* What to do
Looking through the entries, count each line where the string "before" occurs, and write only the total.

* Extracted data

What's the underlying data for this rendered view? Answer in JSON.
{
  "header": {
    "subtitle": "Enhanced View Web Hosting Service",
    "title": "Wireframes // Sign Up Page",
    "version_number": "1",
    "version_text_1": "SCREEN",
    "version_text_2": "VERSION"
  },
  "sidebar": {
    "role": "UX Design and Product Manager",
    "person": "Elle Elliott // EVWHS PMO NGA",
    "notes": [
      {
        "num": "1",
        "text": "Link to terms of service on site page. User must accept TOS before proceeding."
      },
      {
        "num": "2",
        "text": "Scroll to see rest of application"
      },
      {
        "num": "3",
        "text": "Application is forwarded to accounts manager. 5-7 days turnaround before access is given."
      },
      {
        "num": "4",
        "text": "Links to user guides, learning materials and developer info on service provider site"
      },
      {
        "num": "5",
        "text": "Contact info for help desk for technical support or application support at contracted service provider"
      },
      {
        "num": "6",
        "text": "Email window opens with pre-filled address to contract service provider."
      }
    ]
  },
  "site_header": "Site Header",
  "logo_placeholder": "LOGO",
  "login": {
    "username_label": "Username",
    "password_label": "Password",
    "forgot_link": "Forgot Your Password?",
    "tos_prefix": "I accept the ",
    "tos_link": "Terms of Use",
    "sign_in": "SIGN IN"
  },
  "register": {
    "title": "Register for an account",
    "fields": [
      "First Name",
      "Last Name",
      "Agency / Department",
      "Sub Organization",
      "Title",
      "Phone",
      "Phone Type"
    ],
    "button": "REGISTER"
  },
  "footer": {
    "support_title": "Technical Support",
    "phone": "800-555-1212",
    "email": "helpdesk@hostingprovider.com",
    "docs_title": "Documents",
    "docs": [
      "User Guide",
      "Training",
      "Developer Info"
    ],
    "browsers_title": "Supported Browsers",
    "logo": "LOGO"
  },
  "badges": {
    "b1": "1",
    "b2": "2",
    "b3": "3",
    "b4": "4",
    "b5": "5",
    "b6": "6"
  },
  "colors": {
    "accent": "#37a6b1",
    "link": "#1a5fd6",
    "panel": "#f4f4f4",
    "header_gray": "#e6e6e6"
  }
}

* Worked solution
2